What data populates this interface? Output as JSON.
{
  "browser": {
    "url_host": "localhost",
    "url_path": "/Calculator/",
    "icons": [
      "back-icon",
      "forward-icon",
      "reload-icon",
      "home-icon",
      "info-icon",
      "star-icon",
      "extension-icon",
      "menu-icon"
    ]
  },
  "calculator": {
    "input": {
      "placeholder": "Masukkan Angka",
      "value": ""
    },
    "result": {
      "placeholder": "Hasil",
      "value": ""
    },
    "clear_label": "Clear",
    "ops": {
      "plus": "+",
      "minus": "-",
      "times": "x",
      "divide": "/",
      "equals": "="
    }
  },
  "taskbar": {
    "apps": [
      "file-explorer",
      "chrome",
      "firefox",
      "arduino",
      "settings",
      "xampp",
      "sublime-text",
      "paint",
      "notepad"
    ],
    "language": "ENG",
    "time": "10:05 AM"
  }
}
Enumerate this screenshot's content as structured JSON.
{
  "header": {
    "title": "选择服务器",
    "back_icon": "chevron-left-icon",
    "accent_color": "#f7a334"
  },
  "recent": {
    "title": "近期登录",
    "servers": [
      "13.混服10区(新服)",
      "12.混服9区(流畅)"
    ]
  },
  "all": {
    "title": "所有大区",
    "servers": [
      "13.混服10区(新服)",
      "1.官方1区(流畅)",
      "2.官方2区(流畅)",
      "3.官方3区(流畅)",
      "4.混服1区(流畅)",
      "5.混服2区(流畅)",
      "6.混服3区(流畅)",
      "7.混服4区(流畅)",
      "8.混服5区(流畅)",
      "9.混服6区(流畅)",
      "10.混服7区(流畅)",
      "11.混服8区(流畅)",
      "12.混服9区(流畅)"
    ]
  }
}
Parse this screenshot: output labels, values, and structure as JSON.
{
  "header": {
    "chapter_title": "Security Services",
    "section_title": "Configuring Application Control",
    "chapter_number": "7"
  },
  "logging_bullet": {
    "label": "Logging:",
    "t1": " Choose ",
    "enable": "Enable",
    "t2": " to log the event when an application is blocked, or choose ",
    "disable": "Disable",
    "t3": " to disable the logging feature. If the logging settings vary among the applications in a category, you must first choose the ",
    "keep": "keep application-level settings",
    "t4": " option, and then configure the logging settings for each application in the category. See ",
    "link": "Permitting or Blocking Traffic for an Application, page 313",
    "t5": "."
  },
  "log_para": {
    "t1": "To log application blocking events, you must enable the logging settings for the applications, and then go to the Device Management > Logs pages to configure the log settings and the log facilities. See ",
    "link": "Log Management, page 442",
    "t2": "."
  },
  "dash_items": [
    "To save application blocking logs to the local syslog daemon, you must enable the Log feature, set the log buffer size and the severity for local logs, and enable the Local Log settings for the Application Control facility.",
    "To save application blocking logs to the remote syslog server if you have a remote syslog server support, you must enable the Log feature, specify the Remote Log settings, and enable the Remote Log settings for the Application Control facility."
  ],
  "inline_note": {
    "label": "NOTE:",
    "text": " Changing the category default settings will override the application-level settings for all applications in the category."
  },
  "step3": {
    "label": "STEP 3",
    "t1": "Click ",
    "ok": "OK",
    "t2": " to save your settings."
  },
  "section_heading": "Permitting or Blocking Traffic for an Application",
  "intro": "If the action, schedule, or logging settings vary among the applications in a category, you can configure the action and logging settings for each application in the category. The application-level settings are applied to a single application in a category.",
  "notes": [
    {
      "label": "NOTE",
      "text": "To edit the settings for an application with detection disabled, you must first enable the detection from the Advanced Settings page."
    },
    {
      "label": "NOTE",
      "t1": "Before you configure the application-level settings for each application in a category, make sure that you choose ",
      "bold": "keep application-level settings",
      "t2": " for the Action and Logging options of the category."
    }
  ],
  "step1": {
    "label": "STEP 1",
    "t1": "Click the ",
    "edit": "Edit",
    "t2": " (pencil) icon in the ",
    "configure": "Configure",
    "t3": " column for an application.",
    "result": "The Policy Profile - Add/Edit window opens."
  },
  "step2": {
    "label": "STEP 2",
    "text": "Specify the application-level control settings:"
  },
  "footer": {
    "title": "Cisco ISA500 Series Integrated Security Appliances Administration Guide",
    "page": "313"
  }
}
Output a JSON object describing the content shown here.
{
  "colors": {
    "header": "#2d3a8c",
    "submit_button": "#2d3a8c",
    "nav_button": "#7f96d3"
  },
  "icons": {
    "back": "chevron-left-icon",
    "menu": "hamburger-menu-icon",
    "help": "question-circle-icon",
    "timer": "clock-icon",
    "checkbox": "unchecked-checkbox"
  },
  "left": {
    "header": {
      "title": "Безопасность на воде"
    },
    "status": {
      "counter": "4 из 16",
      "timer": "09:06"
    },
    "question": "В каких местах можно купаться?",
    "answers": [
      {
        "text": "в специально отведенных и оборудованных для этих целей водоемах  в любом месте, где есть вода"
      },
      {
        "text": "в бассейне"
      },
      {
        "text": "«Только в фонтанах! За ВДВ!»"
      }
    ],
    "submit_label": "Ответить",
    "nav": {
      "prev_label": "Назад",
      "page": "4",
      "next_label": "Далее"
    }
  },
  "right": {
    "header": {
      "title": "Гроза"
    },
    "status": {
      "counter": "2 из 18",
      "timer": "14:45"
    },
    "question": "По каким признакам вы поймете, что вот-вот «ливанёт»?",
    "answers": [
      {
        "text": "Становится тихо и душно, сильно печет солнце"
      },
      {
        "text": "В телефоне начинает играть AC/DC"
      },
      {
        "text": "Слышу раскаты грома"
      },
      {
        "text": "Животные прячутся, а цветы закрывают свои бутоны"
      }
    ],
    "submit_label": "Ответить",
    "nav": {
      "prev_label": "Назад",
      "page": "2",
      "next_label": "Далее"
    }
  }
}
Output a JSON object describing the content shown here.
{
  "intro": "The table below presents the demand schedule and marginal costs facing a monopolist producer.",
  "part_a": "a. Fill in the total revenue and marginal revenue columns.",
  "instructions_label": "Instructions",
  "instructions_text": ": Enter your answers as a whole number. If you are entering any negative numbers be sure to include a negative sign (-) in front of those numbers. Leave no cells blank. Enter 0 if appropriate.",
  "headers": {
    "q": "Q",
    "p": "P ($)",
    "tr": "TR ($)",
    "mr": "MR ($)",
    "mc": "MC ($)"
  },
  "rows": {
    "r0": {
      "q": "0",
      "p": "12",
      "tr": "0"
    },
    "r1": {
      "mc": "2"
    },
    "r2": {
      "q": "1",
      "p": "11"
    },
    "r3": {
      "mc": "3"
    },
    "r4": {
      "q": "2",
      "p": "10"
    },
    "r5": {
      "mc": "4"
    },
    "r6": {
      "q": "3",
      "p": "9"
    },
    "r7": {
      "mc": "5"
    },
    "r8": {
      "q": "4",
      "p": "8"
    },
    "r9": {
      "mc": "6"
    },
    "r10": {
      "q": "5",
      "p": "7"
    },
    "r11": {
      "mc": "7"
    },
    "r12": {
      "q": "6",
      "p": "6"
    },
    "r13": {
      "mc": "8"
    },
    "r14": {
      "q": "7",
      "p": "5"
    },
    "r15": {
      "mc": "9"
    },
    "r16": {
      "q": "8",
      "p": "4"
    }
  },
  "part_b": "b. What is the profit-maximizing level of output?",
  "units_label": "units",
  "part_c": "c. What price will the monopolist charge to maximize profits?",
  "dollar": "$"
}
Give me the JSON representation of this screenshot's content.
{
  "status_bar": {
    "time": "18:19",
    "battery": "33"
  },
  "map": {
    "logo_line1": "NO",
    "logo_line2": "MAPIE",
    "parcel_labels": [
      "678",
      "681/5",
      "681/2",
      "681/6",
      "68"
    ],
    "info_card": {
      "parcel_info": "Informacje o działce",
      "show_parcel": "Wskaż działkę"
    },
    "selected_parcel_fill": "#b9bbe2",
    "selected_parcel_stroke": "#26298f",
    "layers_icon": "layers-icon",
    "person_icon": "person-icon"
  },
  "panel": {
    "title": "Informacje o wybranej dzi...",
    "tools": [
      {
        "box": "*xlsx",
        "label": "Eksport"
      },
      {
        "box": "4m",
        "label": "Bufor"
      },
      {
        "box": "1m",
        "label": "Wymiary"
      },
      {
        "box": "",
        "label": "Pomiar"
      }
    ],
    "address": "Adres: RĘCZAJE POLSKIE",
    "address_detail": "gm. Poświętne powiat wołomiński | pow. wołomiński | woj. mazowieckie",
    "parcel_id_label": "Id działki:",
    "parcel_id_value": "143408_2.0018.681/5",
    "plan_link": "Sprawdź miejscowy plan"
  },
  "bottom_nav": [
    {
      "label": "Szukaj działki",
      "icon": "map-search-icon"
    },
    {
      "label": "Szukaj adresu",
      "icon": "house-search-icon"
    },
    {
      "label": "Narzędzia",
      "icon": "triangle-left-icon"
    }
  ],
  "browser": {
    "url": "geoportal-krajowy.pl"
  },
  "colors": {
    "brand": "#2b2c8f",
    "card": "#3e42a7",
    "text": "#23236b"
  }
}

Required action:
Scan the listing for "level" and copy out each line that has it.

Reply:
    "keep": "keep application-level settings",
    "text": " Changing the category default settings will override the application-level settings for all applications in the category."
  "intro": "If the action, schedule, or logging settings vary among the applications in a category, you can configure the action and logging settings for each application in the category. The application-level settings are applied to a single application in a category.",
      "t1": "Before you configure the application-level settings for each application in a category, make sure that you choose ",
      "bold": "keep application-level settings",
    "text": "Specify the application-level control settings:"
  "part_b": "b. What is the profit-maximizing level of output?",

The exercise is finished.